LONDON, (Reuters) – Britain’s public finances showed a record surplus last month as a surge in income tax payments put Chancellor of the Exchequer Philip Hammond on a strong footing for his final fiscal statement before Brexit.
Britain ran a budget surplus of 14.895 billion pounds in January, the highest since monthly records began in 1993 and above all economists’ forecasts in a Reuters poll, the Office for National Statistics (ONS) said on Thursday.
Britain’s budget deficit now looks on track to fall to its lowest since 2001/02 at just over 1 percent of national income this financial year, down from nearly 10 percent just after the depths of the global banking crisis in 2009/10.
January is typically a surplus month for Britain’s public coffers because of seasonal flows of income tax, and the latest data showed income and capital gains tax receipts up 14 percent, twice their average growth rate earlier in the year.
Borrowing in the first 10 months of the financial year came to 21.2 billion pounds, 47 percent less than at the same point in the 2017/18 tax year and the lowest since the 10 months to January 2001.
For the full year, the government aims to limit borrowing to 25.5 billion pounds, 39 percent less than in 2017/18.
Hammond will give a half-yearly budget update to parliament on March 13, just over two weeks before Britain is due to leave the European Union.
But government budget forecasters predict borrowing will rise during the financial year starting in April as the economy slows and the government faces pressure to increase real-terms spending on areas such as public health.
A disruptive no-deal Brexit would be likely to hurt tax revenues further and boost the need for public spending.
Prime Minister Theresa May has so far failed to win parliament’s support for the deal she brokered with Brussels last year.

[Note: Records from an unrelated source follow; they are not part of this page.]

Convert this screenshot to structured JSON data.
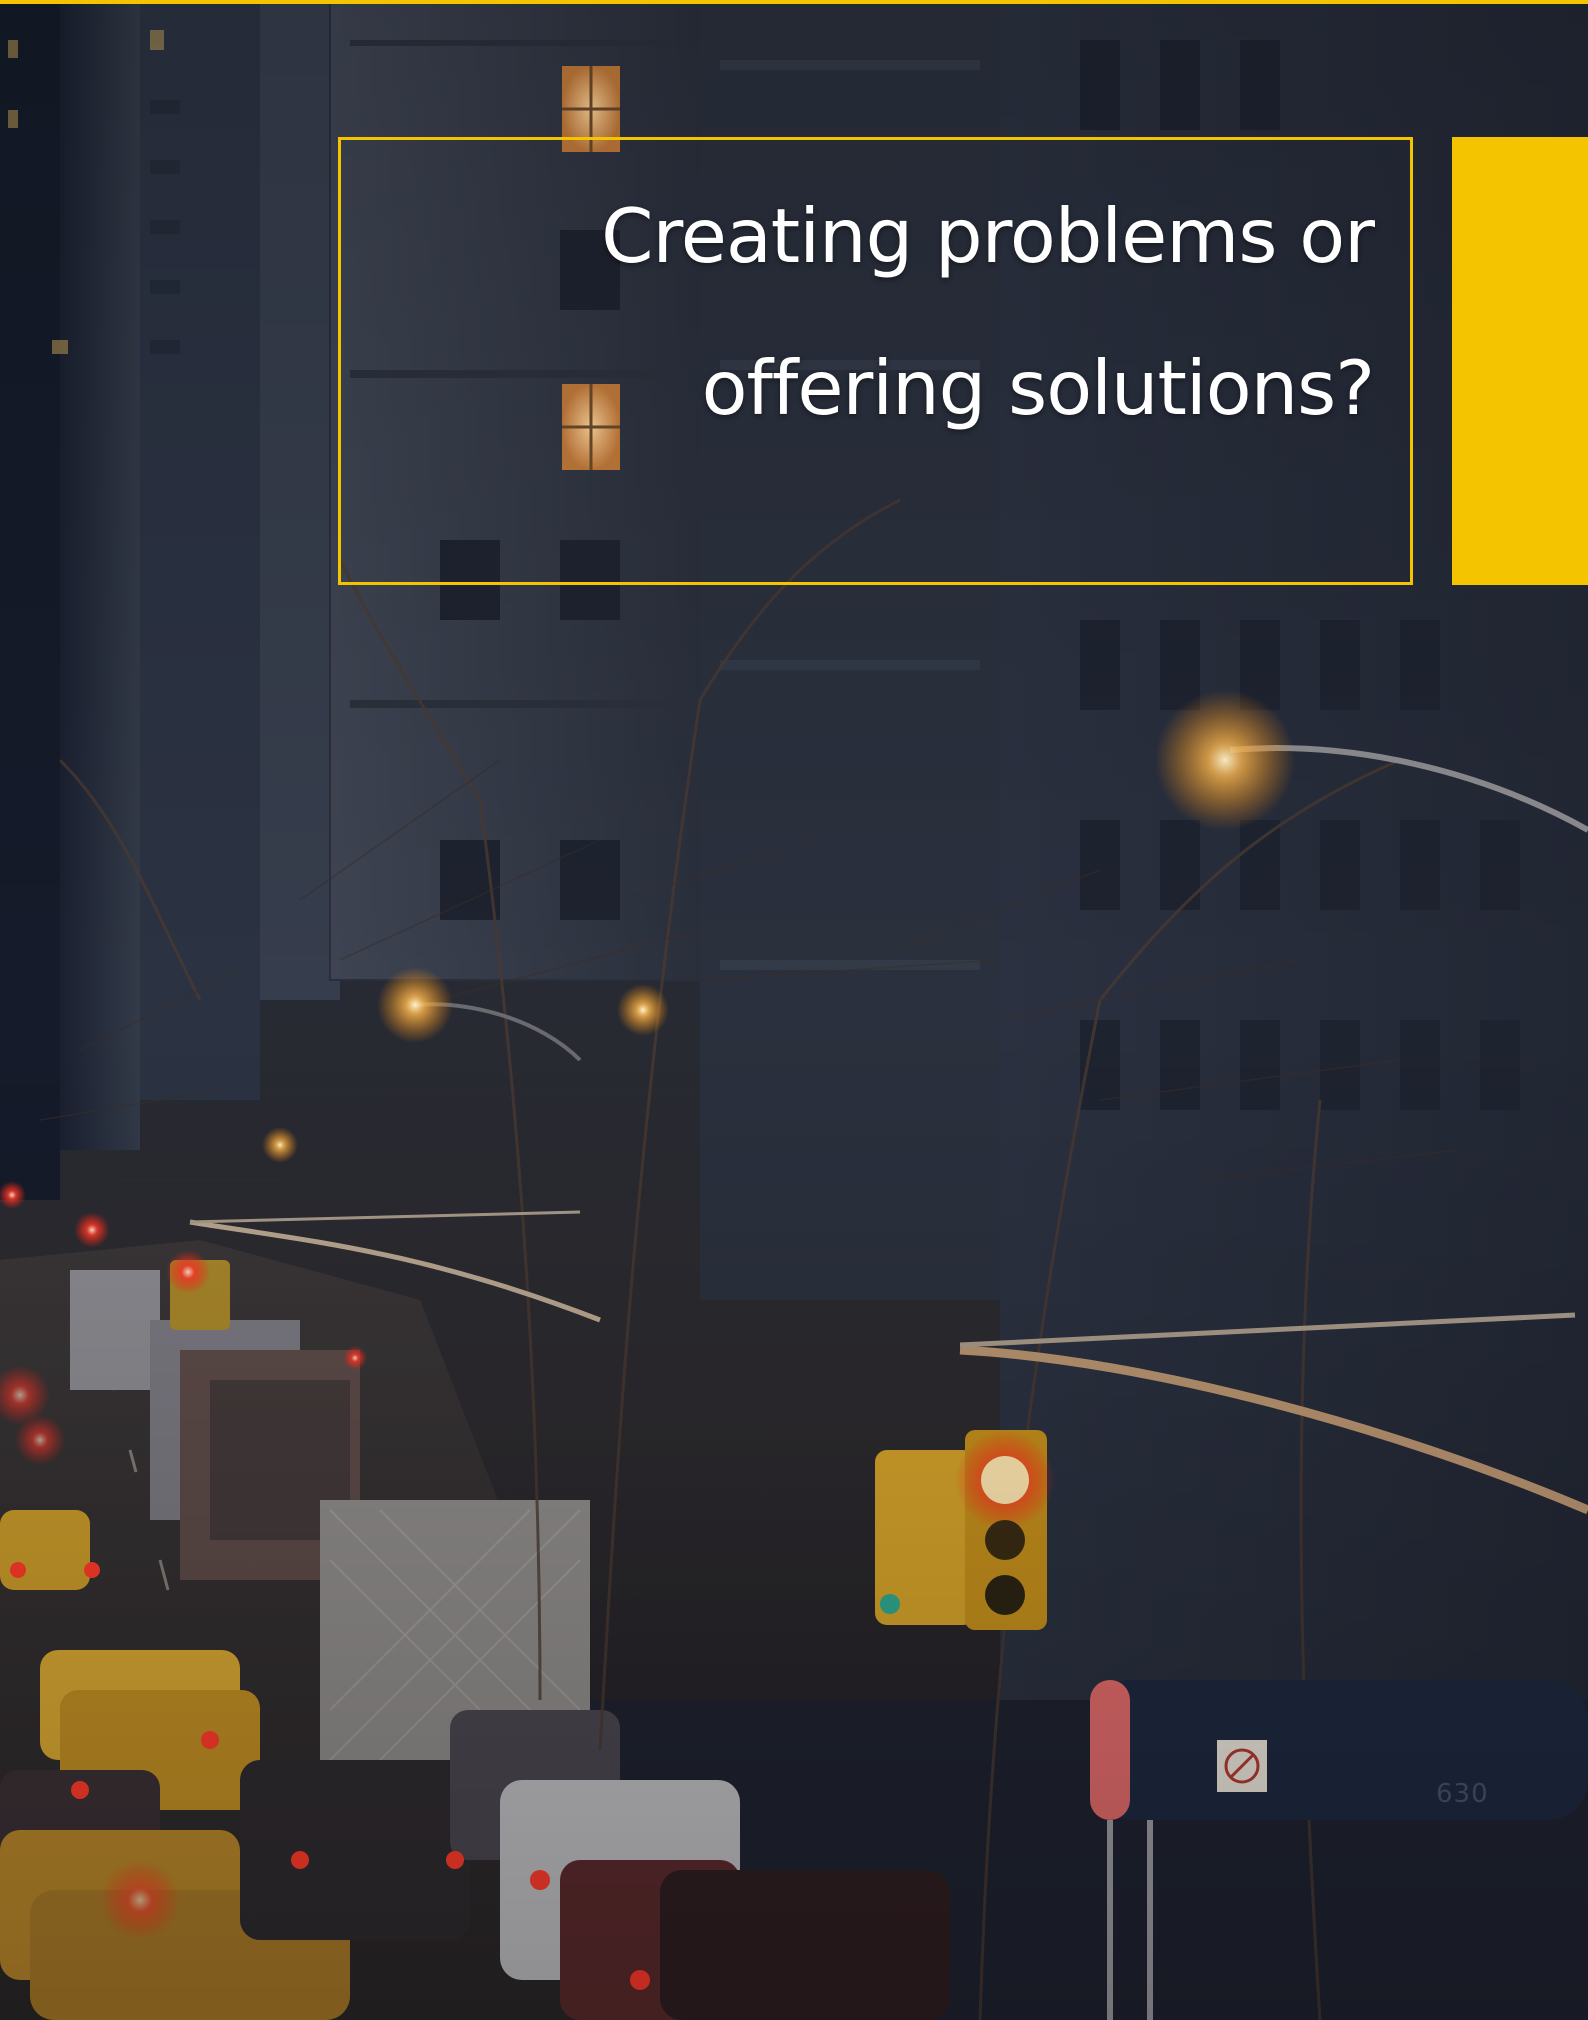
{
  "headline": {
    "line1": "Creating problems or",
    "line2": "offering solutions?"
  },
  "scene": {
    "awning_number": "630"
  },
  "colors": {
    "accent": "#f5c400",
    "sky": "#1b2130",
    "headline_text": "#ffffff"
  }
}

Without a Brexit deal, British importers and exporters face the risk of lengthy customs delays.
Hammond has said he has set aside money to help the economy if it suffers a Brexit shock.

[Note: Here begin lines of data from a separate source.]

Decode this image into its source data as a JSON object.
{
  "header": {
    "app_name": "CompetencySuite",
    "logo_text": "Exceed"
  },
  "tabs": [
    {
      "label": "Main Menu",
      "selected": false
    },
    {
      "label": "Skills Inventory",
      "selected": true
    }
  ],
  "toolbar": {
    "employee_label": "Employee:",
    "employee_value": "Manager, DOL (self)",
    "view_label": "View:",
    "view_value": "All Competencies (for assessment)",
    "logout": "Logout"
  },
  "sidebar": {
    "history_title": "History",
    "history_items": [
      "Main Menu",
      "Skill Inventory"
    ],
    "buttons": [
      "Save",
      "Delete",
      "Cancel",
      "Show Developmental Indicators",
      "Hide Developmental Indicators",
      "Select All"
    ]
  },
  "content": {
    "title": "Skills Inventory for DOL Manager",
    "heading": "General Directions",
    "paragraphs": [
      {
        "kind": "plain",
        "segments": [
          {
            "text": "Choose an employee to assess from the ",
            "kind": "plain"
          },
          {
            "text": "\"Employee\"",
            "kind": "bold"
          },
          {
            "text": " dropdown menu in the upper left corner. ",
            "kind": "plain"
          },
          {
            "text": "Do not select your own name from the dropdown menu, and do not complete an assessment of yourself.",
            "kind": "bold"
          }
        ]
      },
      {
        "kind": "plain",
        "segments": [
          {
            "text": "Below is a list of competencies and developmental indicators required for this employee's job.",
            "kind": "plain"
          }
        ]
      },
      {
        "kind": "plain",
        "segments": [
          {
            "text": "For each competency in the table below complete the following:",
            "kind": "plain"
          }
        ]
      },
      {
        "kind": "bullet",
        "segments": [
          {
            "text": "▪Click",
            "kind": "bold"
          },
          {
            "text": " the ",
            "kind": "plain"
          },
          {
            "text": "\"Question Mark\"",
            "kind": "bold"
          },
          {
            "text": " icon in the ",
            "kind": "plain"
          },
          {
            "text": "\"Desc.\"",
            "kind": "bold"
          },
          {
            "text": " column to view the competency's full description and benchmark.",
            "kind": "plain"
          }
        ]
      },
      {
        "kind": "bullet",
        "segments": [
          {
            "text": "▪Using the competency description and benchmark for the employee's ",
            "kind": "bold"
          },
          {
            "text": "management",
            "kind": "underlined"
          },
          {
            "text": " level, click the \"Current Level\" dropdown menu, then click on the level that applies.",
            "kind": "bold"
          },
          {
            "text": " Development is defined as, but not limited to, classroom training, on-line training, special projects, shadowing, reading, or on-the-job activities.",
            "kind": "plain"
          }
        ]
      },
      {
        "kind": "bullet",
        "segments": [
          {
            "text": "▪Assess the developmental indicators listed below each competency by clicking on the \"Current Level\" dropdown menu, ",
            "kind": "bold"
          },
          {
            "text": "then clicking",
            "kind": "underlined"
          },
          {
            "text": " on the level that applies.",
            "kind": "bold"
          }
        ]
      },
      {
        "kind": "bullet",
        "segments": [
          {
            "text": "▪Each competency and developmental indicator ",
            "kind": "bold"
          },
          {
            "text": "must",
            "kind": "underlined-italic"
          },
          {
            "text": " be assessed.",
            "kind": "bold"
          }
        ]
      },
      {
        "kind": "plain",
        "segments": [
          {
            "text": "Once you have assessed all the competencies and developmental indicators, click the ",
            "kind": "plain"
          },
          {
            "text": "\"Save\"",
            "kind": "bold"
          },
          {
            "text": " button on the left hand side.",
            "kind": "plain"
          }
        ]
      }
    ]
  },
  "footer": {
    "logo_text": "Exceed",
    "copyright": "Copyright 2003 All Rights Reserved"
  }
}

The ONS said Thursday’s data showed strong increases for tax revenue on income and capital gains, and also for taxes on corporate profits, a smaller source of government revenue.
However, property transaction tax revenue fell, reflecting a slowing housing market.
Stripping out investment spending, Britain is already running a budget surplus. But lawmakers criticised Hammond earlier this month for appearing to have abandoned an aim to run an outright budget surplus by the middle of the next decade.
(Reporting by David Milliken and William Schomberg; firstname.lastname@example.org; +44 20 7542 7947)